YOUR INSTRUCTIONS>
Wherever "Above" occurs in the entries, copy the line that holds it.

EXCERPTED DATA>
☆ ☆ ☆

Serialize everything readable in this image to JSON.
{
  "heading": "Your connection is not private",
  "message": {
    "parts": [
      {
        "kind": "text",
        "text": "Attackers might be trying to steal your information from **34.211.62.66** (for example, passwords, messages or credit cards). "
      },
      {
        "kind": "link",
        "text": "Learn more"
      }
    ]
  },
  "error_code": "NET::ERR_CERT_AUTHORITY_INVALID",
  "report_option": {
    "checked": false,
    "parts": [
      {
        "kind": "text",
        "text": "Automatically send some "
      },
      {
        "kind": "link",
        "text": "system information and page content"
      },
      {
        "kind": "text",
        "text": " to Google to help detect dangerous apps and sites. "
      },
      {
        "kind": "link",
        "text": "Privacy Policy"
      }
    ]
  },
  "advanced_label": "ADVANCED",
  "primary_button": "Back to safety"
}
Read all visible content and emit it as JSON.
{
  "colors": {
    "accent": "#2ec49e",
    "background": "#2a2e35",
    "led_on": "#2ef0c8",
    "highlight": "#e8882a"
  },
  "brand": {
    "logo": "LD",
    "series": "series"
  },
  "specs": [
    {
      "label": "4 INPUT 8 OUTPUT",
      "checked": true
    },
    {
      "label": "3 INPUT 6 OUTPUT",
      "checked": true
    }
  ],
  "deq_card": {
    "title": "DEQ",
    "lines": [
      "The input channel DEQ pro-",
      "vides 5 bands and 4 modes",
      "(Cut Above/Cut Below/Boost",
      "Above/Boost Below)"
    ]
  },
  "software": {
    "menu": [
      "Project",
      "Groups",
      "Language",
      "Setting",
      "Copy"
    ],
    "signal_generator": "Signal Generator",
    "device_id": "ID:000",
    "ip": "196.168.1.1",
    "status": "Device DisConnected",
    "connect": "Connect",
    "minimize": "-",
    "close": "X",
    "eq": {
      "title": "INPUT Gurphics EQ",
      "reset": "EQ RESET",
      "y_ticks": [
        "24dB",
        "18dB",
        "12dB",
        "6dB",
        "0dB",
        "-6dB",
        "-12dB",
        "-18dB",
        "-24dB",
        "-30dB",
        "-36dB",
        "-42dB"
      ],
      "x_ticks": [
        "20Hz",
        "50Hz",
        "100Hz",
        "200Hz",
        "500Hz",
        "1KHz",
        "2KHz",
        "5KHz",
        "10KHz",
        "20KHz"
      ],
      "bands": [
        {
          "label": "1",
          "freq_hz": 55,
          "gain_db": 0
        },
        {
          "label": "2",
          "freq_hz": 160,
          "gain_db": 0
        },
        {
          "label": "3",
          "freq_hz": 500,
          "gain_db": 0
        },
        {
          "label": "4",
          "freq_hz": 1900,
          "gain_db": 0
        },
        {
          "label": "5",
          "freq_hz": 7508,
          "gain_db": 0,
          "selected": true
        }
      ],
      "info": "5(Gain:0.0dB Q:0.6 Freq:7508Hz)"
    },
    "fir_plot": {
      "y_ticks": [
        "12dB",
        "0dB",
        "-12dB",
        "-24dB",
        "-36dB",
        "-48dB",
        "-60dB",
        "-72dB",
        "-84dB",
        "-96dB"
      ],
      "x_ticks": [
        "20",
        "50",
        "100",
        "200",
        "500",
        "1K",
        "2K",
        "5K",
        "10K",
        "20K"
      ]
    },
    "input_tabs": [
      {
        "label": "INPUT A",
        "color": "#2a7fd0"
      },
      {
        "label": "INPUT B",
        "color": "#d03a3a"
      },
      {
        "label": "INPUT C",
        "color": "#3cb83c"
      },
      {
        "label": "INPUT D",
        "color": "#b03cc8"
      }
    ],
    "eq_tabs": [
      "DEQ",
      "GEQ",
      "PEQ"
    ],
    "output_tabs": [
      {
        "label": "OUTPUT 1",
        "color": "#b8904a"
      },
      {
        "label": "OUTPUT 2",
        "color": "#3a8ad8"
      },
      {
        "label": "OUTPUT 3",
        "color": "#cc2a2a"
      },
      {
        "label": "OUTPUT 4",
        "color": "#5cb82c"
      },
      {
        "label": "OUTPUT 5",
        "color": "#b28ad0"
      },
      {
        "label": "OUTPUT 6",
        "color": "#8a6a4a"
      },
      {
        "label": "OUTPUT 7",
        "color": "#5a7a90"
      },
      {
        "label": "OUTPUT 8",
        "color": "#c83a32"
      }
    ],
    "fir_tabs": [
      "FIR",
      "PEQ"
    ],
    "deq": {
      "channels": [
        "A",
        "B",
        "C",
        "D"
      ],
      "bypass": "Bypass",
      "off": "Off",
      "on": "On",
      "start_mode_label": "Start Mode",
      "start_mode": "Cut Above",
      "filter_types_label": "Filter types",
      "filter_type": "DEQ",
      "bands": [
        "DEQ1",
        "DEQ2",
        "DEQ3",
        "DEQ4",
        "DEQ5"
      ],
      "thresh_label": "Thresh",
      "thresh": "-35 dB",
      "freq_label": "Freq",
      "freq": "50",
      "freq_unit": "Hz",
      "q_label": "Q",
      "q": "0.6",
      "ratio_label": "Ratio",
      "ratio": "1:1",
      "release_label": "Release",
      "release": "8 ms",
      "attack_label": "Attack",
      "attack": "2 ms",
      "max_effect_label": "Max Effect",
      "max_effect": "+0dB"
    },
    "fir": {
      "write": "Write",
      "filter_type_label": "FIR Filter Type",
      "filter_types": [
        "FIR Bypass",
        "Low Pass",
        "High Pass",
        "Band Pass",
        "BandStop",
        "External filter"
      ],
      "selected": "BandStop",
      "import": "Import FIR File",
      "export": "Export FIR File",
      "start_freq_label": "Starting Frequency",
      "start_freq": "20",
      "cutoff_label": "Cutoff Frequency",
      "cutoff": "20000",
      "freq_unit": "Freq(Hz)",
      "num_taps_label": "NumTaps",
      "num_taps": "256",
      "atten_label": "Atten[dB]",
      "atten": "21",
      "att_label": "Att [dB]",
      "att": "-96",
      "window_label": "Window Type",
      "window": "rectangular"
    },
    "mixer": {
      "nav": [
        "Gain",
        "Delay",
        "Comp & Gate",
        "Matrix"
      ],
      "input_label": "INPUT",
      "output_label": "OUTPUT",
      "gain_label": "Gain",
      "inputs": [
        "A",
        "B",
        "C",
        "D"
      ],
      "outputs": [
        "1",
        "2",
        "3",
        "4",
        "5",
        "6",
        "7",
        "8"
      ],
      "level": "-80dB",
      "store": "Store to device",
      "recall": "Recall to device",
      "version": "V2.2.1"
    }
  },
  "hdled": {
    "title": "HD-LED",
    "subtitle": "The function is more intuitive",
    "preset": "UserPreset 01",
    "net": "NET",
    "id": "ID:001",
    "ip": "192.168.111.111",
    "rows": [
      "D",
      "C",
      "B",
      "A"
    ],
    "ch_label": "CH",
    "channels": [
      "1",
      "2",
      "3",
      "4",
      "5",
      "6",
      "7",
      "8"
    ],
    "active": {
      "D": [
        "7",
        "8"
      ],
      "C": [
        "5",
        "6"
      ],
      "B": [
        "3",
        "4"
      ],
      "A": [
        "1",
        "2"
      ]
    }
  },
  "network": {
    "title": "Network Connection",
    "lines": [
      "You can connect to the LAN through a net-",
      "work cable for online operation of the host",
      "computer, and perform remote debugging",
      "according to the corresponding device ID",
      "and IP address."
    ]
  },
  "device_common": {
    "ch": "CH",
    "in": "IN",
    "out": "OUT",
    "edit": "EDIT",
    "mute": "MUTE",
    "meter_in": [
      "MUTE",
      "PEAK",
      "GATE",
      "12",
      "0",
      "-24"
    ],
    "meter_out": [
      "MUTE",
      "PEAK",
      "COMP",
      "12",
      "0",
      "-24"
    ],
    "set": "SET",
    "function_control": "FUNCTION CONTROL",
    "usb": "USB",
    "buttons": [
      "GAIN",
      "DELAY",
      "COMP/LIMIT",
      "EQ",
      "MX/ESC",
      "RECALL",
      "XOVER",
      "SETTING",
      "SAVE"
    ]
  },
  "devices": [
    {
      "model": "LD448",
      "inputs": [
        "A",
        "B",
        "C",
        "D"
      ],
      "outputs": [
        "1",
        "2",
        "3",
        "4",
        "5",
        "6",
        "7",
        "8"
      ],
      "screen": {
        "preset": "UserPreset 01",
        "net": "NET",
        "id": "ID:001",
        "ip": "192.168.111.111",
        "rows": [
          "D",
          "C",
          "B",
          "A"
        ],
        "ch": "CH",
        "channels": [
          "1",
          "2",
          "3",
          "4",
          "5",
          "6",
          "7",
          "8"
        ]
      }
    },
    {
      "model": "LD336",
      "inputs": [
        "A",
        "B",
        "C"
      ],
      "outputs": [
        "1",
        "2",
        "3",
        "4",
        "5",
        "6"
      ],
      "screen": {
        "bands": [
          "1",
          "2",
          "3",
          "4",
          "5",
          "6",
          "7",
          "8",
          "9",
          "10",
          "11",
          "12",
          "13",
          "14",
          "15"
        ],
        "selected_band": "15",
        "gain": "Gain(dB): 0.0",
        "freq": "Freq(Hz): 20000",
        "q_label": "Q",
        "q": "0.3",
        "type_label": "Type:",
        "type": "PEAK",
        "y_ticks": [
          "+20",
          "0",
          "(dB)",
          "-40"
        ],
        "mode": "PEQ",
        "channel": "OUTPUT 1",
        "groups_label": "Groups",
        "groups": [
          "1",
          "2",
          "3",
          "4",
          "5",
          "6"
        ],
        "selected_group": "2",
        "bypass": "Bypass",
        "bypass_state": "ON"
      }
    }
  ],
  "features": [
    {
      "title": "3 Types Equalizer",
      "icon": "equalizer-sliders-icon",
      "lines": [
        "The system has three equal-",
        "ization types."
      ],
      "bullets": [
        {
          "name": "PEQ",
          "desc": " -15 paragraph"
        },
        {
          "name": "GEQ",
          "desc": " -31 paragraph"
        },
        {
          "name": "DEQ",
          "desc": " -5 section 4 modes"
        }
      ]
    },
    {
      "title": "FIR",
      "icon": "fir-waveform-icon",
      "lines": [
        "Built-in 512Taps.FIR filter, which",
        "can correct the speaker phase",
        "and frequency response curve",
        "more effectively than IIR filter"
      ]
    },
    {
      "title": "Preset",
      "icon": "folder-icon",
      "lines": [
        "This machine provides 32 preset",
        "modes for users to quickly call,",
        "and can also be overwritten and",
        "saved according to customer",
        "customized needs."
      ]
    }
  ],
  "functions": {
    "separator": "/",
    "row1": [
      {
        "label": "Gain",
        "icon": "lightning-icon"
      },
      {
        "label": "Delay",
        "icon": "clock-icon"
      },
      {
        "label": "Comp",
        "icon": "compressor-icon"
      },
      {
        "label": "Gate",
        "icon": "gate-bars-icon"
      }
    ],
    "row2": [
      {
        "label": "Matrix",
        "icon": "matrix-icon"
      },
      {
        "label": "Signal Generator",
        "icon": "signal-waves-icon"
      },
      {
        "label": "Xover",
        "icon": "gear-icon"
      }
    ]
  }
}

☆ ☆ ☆

SOLUTION>
      "(Cut Above/Cut Below/Boost",
      "Above/Boost Below)"
      "start_mode": "Cut Above",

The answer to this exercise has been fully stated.